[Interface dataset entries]
==============================

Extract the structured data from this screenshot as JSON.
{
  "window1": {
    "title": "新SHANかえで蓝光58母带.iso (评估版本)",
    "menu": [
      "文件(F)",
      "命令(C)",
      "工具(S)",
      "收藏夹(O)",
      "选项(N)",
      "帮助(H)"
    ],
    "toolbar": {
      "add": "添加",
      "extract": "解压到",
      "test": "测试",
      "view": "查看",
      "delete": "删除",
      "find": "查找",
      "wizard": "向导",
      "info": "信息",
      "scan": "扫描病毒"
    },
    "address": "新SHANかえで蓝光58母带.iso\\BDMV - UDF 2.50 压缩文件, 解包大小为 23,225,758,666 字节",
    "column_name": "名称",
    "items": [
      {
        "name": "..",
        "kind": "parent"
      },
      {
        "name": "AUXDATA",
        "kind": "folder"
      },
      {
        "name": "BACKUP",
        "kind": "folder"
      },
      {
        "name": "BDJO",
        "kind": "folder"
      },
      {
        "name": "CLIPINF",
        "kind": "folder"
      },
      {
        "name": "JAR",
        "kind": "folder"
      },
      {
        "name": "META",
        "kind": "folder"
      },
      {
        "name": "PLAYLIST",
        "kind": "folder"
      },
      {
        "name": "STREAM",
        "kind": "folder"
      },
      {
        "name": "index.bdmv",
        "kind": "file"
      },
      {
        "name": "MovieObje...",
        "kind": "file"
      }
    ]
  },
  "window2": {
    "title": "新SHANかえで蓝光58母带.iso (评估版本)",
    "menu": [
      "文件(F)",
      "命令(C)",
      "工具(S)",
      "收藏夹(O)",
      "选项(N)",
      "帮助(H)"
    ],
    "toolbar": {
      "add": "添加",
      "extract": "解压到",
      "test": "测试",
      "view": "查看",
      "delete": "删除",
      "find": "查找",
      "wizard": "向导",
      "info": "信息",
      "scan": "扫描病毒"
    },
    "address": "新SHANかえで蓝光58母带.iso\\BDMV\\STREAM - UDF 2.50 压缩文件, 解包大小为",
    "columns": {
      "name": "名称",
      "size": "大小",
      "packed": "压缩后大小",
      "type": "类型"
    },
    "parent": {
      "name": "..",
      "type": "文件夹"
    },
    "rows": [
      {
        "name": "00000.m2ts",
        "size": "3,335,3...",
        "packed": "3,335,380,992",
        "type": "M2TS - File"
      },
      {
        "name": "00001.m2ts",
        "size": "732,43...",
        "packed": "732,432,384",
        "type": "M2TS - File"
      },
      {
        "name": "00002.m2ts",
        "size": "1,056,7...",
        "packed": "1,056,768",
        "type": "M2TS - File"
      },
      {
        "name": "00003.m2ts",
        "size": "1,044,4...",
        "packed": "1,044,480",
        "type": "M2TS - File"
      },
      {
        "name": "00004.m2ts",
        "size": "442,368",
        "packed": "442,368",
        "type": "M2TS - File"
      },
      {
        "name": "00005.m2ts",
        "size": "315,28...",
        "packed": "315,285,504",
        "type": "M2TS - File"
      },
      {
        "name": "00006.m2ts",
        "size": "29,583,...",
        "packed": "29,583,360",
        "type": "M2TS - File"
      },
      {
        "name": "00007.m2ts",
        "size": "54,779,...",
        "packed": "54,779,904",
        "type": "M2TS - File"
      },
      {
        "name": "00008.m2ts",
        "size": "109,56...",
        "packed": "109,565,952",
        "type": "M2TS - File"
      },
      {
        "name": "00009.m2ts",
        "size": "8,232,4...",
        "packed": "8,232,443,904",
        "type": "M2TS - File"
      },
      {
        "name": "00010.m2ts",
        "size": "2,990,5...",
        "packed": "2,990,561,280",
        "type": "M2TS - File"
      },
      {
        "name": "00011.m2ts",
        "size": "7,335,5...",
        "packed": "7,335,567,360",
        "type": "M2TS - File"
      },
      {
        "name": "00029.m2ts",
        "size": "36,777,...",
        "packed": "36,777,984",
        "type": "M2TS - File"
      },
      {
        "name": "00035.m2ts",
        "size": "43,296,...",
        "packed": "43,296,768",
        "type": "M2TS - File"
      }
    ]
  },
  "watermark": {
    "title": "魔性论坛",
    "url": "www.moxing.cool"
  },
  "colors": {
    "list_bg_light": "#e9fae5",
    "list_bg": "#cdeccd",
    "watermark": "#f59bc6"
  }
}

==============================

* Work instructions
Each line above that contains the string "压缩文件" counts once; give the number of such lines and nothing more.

* Answer to the problem
2